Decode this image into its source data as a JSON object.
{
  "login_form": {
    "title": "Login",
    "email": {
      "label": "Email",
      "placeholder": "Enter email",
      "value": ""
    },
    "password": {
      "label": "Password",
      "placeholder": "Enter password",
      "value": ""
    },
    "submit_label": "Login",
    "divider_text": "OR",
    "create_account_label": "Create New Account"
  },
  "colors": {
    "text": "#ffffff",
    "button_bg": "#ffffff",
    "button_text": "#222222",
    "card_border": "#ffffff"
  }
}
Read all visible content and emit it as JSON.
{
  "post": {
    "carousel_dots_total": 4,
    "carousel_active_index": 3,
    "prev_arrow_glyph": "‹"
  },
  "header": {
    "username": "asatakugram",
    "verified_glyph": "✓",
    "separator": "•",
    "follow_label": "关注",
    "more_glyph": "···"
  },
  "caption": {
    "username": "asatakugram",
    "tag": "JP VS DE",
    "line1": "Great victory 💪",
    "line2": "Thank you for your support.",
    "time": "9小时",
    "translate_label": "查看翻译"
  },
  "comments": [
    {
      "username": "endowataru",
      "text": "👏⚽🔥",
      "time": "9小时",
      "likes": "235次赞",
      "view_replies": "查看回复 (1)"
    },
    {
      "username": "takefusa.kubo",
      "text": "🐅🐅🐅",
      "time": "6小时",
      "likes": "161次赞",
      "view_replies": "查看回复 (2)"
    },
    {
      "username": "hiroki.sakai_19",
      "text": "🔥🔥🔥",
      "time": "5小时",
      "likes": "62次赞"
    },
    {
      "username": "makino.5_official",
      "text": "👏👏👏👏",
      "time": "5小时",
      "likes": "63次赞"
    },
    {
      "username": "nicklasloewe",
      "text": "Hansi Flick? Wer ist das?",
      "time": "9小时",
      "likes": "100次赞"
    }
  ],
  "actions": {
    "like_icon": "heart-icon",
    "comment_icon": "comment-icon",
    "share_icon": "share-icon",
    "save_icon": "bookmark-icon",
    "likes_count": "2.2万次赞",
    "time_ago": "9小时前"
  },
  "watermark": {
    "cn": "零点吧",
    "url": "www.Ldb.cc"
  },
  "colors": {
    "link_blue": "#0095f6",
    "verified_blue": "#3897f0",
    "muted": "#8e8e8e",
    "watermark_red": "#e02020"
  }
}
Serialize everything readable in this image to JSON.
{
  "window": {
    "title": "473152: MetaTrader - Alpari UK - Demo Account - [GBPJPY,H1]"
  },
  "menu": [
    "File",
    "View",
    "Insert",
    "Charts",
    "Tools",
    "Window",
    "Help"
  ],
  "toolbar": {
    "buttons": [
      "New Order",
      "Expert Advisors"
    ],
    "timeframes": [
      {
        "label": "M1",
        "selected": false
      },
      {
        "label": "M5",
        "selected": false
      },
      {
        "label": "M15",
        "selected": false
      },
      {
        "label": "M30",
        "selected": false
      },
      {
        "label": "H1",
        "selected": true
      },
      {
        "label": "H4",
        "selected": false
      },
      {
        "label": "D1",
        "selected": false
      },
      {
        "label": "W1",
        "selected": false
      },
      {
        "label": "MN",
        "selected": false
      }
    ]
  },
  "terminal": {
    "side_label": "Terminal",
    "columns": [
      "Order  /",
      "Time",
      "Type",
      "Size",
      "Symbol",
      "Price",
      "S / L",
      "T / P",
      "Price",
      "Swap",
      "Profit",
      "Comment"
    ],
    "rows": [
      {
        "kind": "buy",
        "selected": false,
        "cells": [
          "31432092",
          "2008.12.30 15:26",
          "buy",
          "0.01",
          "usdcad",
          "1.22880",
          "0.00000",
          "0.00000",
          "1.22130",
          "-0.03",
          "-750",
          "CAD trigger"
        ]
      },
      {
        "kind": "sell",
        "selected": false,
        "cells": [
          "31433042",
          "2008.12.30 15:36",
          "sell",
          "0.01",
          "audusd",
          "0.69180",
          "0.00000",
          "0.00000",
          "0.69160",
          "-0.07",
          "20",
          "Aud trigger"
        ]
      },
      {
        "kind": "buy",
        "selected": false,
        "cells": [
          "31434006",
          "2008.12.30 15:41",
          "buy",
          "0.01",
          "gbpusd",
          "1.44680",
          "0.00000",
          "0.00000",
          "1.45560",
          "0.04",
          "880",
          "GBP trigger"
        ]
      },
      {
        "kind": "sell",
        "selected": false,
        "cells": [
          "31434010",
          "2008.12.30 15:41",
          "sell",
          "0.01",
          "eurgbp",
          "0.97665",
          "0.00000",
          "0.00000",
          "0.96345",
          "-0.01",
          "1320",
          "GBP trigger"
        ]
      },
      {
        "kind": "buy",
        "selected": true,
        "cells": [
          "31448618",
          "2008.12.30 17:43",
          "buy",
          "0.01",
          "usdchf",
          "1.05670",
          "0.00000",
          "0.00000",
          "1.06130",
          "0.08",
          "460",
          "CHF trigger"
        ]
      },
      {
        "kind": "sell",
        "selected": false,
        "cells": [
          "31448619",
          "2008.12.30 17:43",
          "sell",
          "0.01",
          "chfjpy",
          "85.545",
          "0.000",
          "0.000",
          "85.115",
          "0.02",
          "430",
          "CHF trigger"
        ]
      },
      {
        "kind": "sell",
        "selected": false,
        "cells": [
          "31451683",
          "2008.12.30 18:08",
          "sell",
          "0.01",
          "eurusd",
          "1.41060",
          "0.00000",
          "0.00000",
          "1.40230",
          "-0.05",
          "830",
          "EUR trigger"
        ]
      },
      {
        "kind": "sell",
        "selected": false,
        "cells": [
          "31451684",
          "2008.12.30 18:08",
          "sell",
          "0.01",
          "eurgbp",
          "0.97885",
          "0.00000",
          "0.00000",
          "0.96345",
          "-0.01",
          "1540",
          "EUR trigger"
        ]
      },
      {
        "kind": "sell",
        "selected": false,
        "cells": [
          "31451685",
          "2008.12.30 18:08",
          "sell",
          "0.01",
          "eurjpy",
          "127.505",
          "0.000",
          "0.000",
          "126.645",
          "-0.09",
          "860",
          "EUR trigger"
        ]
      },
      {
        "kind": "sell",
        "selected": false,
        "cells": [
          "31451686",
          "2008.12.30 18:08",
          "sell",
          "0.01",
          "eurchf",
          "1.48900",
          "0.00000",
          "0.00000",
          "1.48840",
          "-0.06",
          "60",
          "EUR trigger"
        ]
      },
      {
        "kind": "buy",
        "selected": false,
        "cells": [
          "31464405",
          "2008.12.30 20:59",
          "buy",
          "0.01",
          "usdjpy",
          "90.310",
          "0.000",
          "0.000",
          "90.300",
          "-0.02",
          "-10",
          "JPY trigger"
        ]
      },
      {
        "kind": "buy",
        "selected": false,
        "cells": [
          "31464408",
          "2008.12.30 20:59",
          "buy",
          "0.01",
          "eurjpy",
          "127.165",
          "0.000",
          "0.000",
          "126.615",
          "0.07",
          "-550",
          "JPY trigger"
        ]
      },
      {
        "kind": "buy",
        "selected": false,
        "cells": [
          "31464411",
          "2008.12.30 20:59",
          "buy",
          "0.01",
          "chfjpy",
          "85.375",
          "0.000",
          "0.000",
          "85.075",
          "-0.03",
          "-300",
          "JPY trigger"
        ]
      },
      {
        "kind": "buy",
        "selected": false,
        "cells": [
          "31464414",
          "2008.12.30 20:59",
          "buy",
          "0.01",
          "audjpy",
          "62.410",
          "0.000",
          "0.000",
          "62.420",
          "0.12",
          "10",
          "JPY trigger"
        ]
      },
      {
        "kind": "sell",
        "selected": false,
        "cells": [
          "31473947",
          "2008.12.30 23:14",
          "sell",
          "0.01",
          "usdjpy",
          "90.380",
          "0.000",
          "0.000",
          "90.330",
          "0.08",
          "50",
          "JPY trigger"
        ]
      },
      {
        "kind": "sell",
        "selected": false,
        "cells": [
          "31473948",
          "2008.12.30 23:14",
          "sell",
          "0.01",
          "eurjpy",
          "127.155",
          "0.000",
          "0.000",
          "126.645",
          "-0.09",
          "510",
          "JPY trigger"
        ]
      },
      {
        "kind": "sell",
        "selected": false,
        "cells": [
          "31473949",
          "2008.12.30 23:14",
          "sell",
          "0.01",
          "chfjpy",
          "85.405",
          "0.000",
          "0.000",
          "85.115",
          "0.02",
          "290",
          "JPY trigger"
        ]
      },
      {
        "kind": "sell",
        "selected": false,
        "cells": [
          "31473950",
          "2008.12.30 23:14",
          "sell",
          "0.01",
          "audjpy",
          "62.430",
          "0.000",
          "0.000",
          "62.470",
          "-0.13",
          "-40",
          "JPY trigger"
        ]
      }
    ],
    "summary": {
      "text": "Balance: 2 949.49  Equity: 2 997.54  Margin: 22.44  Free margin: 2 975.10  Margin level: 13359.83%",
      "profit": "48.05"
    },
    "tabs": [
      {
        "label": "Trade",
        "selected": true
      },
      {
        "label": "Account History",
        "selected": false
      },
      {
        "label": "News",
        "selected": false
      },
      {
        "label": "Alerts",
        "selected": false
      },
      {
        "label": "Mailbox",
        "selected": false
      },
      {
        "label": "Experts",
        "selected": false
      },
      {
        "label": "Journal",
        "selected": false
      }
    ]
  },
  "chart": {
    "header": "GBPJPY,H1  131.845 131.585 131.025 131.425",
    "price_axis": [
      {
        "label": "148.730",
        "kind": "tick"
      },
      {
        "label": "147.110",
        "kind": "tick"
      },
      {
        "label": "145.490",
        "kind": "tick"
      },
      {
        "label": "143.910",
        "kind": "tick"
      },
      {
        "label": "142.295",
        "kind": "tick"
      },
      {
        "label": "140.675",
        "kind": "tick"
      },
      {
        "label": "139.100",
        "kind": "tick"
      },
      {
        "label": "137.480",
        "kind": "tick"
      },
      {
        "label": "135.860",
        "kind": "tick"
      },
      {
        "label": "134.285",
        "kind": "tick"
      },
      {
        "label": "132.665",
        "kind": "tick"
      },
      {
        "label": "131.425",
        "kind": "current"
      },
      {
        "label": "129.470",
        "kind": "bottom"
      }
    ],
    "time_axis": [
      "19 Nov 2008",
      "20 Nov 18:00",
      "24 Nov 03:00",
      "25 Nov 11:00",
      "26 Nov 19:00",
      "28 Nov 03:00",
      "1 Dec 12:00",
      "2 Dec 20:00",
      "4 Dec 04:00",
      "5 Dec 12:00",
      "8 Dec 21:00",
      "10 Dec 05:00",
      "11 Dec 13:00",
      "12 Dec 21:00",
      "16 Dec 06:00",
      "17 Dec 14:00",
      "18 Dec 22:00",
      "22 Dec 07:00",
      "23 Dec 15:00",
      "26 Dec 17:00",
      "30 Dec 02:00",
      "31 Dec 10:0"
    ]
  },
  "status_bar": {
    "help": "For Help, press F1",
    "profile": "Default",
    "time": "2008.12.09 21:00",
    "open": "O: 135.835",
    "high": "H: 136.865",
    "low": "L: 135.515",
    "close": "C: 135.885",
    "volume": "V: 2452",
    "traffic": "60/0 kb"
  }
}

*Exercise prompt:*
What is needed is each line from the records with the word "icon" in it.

*Solution to the exercise:*
    "like_icon": "heart-icon",
    "comment_icon": "comment-icon",
    "share_icon": "share-icon",
    "save_icon": "bookmark-icon",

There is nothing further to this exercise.